__Records for the exercise__.
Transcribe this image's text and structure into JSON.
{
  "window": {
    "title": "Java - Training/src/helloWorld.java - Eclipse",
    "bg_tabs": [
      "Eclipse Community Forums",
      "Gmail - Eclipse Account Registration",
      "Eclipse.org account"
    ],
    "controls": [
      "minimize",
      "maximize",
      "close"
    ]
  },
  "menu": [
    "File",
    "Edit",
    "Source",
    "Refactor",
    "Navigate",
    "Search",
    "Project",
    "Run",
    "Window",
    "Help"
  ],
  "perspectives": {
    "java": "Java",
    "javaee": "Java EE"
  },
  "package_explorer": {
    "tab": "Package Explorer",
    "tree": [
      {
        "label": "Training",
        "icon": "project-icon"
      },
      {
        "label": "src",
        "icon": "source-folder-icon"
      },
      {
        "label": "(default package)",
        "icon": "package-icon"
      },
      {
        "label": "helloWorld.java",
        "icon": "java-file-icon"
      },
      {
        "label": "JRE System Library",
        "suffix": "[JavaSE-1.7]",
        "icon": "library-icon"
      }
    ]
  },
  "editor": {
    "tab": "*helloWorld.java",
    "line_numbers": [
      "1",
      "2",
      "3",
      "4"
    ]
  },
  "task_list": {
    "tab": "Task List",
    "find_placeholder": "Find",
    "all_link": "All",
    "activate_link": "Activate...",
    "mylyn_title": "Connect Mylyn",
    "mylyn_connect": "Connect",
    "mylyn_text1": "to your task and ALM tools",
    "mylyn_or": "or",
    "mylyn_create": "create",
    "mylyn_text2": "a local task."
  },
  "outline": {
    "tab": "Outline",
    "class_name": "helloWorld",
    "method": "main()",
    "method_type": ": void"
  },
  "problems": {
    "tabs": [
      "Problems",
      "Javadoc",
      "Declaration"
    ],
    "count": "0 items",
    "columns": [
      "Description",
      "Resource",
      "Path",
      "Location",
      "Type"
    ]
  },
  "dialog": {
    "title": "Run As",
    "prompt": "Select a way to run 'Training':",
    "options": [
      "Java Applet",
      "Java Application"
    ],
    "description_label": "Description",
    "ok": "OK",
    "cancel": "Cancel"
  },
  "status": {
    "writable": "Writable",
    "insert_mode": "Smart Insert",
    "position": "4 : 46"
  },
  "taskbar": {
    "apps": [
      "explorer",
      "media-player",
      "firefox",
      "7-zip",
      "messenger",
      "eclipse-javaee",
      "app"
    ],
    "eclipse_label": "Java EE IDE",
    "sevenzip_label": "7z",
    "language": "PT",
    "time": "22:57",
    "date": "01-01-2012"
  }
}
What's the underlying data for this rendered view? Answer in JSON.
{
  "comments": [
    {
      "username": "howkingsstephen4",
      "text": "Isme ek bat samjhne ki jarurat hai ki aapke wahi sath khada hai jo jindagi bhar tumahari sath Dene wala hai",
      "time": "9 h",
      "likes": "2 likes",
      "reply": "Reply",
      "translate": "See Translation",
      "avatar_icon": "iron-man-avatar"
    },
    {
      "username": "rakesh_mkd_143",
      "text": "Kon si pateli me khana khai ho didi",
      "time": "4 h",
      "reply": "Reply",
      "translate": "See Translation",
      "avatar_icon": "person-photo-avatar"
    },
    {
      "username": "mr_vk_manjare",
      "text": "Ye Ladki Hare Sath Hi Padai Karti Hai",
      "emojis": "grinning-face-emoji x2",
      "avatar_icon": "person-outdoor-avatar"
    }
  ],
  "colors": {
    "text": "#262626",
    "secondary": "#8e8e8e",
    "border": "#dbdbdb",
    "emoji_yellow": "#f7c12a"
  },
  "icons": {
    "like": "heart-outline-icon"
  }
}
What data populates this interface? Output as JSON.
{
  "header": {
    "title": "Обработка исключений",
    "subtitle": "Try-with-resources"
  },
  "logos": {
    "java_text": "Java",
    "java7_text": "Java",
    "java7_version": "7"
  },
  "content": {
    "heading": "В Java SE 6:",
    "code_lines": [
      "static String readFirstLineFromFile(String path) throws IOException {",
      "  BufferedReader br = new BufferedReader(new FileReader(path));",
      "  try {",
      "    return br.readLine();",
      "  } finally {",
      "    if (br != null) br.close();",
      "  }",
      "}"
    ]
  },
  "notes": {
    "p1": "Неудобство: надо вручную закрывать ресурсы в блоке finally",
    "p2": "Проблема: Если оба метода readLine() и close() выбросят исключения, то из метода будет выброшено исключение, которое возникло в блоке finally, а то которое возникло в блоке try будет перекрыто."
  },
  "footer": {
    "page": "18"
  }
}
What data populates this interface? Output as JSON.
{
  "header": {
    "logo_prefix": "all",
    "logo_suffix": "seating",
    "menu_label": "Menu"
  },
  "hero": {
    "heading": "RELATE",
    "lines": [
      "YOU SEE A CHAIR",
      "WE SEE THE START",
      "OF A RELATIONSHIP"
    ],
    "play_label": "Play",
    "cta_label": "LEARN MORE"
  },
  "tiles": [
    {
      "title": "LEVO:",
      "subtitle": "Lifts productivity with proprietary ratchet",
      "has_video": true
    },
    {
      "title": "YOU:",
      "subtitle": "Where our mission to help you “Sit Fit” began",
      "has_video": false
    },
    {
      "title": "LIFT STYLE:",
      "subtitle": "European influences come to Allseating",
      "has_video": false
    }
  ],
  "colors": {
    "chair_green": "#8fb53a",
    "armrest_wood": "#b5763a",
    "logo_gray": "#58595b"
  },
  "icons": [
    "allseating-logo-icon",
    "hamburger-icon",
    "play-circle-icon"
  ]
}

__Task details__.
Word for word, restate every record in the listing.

__Answer to this task__.
Transcribe this image's text and structure into JSON.
{
  "window": {
    "title": "Java - Training/src/helloWorld.java - Eclipse",
    "bg_tabs": [
      "Eclipse Community Forums",
      "Gmail - Eclipse Account Registration",
      "Eclipse.org account"
    ],
    "controls": [
      "minimize",
      "maximize",
      "close"
    ]
  },
  "menu": [
    "File",
    "Edit",
    "Source",
    "Refactor",
    "Navigate",
    "Search",
    "Project",
    "Run",
    "Window",
    "Help"
  ],
  "perspectives": {
    "java": "Java",
    "javaee": "Java EE"
  },
  "package_explorer": {
    "tab": "Package Explorer",
    "tree": [
      {
        "label": "Training",
        "icon": "project-icon"
      },
      {
        "label": "src",
        "icon": "source-folder-icon"
      },
      {
        "label": "(default package)",
        "icon": "package-icon"
      },
      {
        "label": "helloWorld.java",
        "icon": "java-file-icon"
      },
      {
        "label": "JRE System Library",
        "suffix": "[JavaSE-1.7]",
        "icon": "library-icon"
      }
    ]
  },
  "editor": {
    "tab": "*helloWorld.java",
    "line_numbers": [
      "1",
      "2",
      "3",
      "4"
    ]
  },
  "task_list": {
    "tab": "Task List",
    "find_placeholder": "Find",
    "all_link": "All",
    "activate_link": "Activate...",
    "mylyn_title": "Connect Mylyn",
    "mylyn_connect": "Connect",
    "mylyn_text1": "to your task and ALM tools",
    "mylyn_or": "or",
    "mylyn_create": "create",
    "mylyn_text2": "a local task."
  },
  "outline": {
    "tab": "Outline",
    "class_name": "helloWorld",
    "method": "main()",
    "method_type": ": void"
  },
  "problems": {
    "tabs": [
      "Problems",
      "Javadoc",
      "Declaration"
    ],
    "count": "0 items",
    "columns": [
      "Description",
      "Resource",
      "Path",
      "Location",
      "Type"
    ]
  },
  "dialog": {
    "title": "Run As",
    "prompt": "Select a way to run 'Training':",
    "options": [
      "Java Applet",
      "Java Application"
    ],
    "description_label": "Description",
    "ok": "OK",
    "cancel": "Cancel"
  },
  "status": {
    "writable": "Writable",
    "insert_mode": "Smart Insert",
    "position": "4 : 46"
  },
  "taskbar": {
    "apps": [
      "explorer",
      "media-player",
      "firefox",
      "7-zip",
      "messenger",
      "eclipse-javaee",
      "app"
    ],
    "eclipse_label": "Java EE IDE",
    "sevenzip_label": "7z",
    "language": "PT",
    "time": "22:57",
    "date": "01-01-2012"
  }
}
What's the underlying data for this rendered view? Answer in JSON.
{
  "comments": [
    {
      "username": "howkingsstephen4",
      "text": "Isme ek bat samjhne ki jarurat hai ki aapke wahi sath khada hai jo jindagi bhar tumahari sath Dene wala hai",
      "time": "9 h",
      "likes": "2 likes",
      "reply": "Reply",
      "translate": "See Translation",
      "avatar_icon": "iron-man-avatar"
    },
    {
      "username": "rakesh_mkd_143",
      "text": "Kon si pateli me khana khai ho didi",
      "time": "4 h",
      "reply": "Reply",
      "translate": "See Translation",
      "avatar_icon": "person-photo-avatar"
    },
    {
      "username": "mr_vk_manjare",
      "text": "Ye Ladki Hare Sath Hi Padai Karti Hai",
      "emojis": "grinning-face-emoji x2",
      "avatar_icon": "person-outdoor-avatar"
    }
  ],
  "colors": {
    "text": "#262626",
    "secondary": "#8e8e8e",
    "border": "#dbdbdb",
    "emoji_yellow": "#f7c12a"
  },
  "icons": {
    "like": "heart-outline-icon"
  }
}
What data populates this interface? Output as JSON.
{
  "header": {
    "title": "Обработка исключений",
    "subtitle": "Try-with-resources"
  },
  "logos": {
    "java_text": "Java",
    "java7_text": "Java",
    "java7_version": "7"
  },
  "content": {
    "heading": "В Java SE 6:",
    "code_lines": [
      "static String readFirstLineFromFile(String path) throws IOException {",
      "  BufferedReader br = new BufferedReader(new FileReader(path));",
      "  try {",
      "    return br.readLine();",
      "  } finally {",
      "    if (br != null) br.close();",
      "  }",
      "}"
    ]
  },
  "notes": {
    "p1": "Неудобство: надо вручную закрывать ресурсы в блоке finally",
    "p2": "Проблема: Если оба метода readLine() и close() выбросят исключения, то из метода будет выброшено исключение, которое возникло в блоке finally, а то которое возникло в блоке try будет перекрыто."
  },
  "footer": {
    "page": "18"
  }
}
What data populates this interface? Output as JSON.
{
  "header": {
    "logo_prefix": "all",
    "logo_suffix": "seating",
    "menu_label": "Menu"
  },
  "hero": {
    "heading": "RELATE",
    "lines": [
      "YOU SEE A CHAIR",
      "WE SEE THE START",
      "OF A RELATIONSHIP"
    ],
    "play_label": "Play",
    "cta_label": "LEARN MORE"
  },
  "tiles": [
    {
      "title": "LEVO:",
      "subtitle": "Lifts productivity with proprietary ratchet",
      "has_video": true
    },
    {
      "title": "YOU:",
      "subtitle": "Where our mission to help you “Sit Fit” began",
      "has_video": false
    },
    {
      "title": "LIFT STYLE:",
      "subtitle": "European influences come to Allseating",
      "has_video": false
    }
  ],
  "colors": {
    "chair_green": "#8fb53a",
    "armrest_wood": "#b5763a",
    "logo_gray": "#58595b"
  },
  "icons": [
    "allseating-logo-icon",
    "hamburger-icon",
    "play-circle-icon"
  ]
}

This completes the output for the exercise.